Action item -
Go line by line through the entries below and copy those containing the string "text".

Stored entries
- - - - - - -
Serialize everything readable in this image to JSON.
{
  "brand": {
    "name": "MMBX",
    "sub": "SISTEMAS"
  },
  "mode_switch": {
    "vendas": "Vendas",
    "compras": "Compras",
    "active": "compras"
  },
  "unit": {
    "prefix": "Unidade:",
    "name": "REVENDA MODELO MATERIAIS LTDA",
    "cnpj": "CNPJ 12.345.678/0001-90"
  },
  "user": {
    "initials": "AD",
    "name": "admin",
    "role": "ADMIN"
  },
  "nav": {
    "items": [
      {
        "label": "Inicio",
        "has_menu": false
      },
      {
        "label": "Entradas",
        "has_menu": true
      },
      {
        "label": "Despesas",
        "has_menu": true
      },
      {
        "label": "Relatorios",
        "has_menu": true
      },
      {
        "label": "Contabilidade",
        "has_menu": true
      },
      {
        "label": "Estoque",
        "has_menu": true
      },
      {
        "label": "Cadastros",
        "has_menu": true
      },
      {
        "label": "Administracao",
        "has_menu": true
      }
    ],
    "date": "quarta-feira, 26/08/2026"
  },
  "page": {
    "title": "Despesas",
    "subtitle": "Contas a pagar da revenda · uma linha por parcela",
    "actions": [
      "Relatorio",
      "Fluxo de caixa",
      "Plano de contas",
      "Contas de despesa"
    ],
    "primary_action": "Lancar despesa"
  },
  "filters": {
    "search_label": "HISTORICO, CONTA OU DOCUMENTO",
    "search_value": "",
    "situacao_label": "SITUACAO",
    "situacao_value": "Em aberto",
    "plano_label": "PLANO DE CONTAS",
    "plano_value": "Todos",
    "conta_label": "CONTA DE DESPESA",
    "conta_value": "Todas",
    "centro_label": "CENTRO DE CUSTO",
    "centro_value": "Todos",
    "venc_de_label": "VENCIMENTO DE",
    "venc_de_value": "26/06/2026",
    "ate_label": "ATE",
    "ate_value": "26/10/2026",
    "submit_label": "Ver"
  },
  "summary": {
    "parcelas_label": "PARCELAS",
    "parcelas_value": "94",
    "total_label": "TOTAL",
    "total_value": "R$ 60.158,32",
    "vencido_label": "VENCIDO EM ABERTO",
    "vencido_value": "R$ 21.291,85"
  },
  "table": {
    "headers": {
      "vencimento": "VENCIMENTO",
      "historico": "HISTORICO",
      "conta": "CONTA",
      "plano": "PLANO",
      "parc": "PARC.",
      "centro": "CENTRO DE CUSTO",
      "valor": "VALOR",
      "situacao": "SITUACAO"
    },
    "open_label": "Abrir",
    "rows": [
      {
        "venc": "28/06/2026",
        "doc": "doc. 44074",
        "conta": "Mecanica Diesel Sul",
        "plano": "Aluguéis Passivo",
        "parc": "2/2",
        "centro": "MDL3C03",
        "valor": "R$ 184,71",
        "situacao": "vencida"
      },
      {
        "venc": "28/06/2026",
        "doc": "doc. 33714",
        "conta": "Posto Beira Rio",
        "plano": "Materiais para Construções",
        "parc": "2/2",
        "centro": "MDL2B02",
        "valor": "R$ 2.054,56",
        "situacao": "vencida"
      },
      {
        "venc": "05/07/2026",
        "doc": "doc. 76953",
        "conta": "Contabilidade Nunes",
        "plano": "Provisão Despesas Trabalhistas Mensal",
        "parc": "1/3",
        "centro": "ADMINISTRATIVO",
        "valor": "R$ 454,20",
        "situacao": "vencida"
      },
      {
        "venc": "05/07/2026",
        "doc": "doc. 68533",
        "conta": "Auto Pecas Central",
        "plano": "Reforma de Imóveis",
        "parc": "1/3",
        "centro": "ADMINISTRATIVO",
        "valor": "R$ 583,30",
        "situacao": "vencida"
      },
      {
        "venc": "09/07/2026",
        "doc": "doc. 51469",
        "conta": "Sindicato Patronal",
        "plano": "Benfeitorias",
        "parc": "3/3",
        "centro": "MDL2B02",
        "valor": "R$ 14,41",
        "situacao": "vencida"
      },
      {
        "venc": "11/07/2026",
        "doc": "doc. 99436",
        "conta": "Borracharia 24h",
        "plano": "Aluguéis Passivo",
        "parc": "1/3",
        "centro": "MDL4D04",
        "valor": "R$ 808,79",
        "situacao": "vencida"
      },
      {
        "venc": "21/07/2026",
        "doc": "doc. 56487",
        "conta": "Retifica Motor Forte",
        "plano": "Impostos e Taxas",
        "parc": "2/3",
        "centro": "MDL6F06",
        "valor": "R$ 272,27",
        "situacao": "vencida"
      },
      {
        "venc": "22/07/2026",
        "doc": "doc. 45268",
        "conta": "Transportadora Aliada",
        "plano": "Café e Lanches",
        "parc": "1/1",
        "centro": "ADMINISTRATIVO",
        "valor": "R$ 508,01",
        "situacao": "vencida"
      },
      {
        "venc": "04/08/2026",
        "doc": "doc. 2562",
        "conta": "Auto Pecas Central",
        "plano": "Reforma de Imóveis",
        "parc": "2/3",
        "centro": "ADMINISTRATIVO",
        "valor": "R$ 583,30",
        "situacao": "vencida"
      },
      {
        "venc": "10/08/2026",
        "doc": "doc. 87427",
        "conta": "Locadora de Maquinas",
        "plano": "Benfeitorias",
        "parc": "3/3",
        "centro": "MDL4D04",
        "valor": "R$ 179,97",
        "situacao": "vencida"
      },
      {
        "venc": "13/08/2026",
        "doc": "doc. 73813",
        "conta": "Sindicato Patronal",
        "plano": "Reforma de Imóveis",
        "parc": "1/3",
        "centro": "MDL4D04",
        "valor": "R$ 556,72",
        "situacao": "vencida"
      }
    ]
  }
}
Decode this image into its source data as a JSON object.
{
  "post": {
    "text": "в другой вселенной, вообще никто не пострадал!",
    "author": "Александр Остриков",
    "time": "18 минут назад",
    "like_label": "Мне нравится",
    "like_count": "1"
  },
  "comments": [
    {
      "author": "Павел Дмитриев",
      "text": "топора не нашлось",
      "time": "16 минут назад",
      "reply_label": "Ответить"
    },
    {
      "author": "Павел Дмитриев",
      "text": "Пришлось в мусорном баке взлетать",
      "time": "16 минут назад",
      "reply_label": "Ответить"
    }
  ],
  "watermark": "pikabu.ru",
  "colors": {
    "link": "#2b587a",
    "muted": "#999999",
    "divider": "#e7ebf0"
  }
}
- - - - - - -
Response to the task -
    "text": "в другой вселенной, вообще никто не пострадал!",
      "text": "топора не нашлось",
      "text": "Пришлось в мусорном баке взлетать",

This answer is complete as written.